Video Rice Farmers Frustrated As Drought Grips Thailand

A severe drought in Thailand is limiting the growing season of the country’s important rice crop. Farmers are blaming the government for not doing more to protect a key export. Steve Sandford reports from Chiang Mai, Thailand.
Video

Video Making Music, Fleeing Bombs: New Film on Sudan’s Internal Refugees

In 2012, Sudanese filmmaker Hajooj Kuka went to make a documentary among civil war refugees in Sudan’s Blue Nile and Nuba Mountains region. What he found surprised him: music was helping to save people from bombing raids by their own government. VOA’s Carolyn Weaver has more.
Video

Video 'From This Day Forward' Reveals Difficult Journey of Transgender Parent

In her documentary, "From This Day Forward", filmmaker Sharon Shattuck reveals the personal journey of her transgender father, as he told his family that he always felt he was a woman inside and decided to live as one. VOA’s Penelope Poulou has more.
Video

Video Floodwaters Threaten Iconic American Home

The Farnsworth House in the Midwest State of Illinois is one of the most iconic homes in America. Thousands of tourists visit the site every year. Its location near a river inspired the design of the house, but, as VOA’s Kane Farabaugh reports, that very location is now threatening the existence of this National Historic Landmark.
Video

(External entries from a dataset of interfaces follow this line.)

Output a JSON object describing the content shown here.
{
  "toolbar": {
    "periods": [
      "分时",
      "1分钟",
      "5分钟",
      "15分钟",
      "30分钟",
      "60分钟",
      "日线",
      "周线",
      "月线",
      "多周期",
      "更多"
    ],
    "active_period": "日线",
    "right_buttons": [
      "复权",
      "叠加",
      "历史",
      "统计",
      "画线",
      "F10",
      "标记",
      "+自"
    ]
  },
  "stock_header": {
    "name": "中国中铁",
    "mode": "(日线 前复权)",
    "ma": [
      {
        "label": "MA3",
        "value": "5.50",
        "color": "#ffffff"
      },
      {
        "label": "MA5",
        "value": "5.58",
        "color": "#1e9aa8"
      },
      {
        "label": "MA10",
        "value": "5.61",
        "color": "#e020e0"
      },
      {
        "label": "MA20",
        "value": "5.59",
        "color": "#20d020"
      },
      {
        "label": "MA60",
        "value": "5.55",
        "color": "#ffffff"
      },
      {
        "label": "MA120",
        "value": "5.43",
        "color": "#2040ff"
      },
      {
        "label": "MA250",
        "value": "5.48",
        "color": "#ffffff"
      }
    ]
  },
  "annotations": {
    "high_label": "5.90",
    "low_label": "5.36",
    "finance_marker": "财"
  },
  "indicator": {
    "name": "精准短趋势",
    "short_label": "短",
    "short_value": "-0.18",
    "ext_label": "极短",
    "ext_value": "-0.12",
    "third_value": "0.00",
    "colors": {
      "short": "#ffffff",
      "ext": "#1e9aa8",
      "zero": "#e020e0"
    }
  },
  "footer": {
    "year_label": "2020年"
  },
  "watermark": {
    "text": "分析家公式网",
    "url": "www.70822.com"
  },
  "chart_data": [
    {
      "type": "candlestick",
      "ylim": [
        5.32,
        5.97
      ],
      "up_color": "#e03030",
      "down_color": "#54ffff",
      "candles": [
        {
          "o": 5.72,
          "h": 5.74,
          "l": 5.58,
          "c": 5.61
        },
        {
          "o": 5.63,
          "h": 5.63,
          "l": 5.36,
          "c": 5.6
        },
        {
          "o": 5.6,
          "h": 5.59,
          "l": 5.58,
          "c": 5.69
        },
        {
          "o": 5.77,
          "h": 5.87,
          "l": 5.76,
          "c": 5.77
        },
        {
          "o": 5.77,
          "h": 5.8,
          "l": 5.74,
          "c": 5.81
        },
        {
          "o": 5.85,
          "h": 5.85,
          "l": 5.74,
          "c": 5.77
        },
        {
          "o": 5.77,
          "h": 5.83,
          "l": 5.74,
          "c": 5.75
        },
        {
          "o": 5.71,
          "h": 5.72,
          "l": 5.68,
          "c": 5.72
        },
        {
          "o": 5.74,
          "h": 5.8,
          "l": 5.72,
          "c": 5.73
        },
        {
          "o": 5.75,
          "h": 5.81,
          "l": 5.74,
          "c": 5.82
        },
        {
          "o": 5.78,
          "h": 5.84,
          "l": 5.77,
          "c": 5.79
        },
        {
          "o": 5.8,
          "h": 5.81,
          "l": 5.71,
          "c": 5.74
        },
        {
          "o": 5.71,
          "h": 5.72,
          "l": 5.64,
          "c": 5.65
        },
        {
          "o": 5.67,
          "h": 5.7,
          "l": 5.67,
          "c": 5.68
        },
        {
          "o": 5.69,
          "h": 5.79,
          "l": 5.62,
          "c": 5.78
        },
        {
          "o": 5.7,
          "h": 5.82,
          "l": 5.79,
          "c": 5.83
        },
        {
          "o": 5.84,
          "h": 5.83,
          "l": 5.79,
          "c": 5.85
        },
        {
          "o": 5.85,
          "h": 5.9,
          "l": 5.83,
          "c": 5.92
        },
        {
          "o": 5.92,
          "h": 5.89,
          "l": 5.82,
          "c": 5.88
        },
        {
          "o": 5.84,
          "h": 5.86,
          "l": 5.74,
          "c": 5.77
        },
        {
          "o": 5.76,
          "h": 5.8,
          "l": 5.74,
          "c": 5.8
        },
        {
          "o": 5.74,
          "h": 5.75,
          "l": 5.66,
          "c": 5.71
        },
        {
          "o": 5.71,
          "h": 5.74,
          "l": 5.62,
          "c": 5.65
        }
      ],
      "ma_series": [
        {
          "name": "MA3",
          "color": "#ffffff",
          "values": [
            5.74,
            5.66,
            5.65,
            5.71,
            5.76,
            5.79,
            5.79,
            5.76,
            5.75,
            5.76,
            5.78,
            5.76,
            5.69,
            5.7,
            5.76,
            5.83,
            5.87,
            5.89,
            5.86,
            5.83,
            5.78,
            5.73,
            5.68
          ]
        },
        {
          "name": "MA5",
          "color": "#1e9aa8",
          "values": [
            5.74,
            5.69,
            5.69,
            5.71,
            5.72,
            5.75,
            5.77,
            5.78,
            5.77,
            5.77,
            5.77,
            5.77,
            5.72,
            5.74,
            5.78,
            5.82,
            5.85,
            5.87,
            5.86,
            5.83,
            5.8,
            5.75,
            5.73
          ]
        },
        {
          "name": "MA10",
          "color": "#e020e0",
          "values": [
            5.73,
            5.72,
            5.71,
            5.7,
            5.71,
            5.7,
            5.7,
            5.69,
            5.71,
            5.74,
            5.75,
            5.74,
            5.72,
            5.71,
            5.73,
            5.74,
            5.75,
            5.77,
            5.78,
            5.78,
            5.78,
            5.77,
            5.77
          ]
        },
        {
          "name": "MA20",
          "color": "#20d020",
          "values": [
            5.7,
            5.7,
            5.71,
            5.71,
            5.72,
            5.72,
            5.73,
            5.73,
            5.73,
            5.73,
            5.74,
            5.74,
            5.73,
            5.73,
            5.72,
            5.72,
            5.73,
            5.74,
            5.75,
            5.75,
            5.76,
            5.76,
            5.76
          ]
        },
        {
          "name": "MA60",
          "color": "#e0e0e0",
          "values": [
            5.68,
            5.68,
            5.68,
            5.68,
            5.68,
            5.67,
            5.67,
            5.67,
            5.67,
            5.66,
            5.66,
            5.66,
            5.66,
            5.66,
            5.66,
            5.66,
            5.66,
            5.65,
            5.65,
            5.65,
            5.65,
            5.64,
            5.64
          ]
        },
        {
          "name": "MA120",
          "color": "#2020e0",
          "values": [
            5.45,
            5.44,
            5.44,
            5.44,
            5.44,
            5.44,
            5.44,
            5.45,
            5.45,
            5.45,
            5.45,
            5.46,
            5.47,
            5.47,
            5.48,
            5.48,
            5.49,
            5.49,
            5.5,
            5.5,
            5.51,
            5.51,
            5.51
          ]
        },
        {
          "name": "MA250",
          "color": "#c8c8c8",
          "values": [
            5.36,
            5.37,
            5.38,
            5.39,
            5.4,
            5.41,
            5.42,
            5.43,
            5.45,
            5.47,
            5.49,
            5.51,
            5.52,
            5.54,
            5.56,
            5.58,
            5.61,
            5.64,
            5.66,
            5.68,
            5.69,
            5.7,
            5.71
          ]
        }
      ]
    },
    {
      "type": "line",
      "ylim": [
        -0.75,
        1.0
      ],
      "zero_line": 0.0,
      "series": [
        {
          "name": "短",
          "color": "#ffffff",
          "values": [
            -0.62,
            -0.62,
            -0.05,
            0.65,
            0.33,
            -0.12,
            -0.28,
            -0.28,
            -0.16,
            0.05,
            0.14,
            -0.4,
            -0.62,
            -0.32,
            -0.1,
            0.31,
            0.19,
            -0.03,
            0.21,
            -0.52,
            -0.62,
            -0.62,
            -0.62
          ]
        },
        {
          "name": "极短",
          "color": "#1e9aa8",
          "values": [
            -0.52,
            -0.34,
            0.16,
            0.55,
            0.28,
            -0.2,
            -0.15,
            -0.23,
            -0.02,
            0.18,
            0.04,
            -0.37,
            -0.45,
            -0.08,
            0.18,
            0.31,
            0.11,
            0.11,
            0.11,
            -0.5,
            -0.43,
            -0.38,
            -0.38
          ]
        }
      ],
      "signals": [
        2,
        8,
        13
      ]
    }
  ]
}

Video Olympics Construction Scars Sacred Korean Mountain

Environmentalists in South Korea are protesting a Winter Olympics construction project to build a ski slope through a 500-year-old protected forest. Brian Padden reports that although there is strong national support for hosting the 2018 Pyeongchang Winter Olympics, there are growing public concerns over the costs and possible ecological damage at the revered mountain.
Video

Video Xenophobia Victims in South Africa Flee Violence, Then Return

Many Malawians fled South Africa early this year after xenophobic attacks on African immigrants. But many quickly found life was no better at home and have returned to South Africa – often illegally and without jobs, and facing the tough task of having to start over. Lameck Masina and Anita Powell file from Johannesburg.
Video

Video Family of American Marine Calls for Release From Iranian Prison

As the crowd of journalists covering the Iran talks swells, so too do the opportunities for media coverage.  Hoping to catch the attention of high-level diplomats, the family of American-Iranian marine Amir Hekmati is in Vienna, pleading for his release from an Iranian prison after nearly 4 years.  VOA’s Heather Murdock reports from Vienna.
Video

Video UK Holds Terror Drill as MPs Mull Tunisia Response

After pledging a tough response to last Friday’s terror attack in Tunisia, which came just days before the 10th anniversary of the bomb attacks on London’s transport network, British security services are shifting their focus to overseas counter-terror operations. VOA's Henry Ridgwell has more.
Video

Video Hate Groups Spread Influence Via Internet

Hate groups of various kinds are using the Internet for propaganda and recruitment, and a Jewish human rights organization that monitors these groups, the Simon Wiesenthal Center, says their influence is growing. The messages are different, but the calls to hatred or violence are similar. VOA's Mike O’Sullivan reports.
Video

Video Blind Somali Journalist Defies Odds in Mogadishu

Despite improving security in the last few years, Somalia remains one of the most dangerous countries to be a journalist – even more so for someone who cannot see. Abdulaziz Billow has the story of journalist Abdifatah Hassan Kalgacal, who has been reporting from the Somali capital for the last decade despite being blind.

VOA Blogs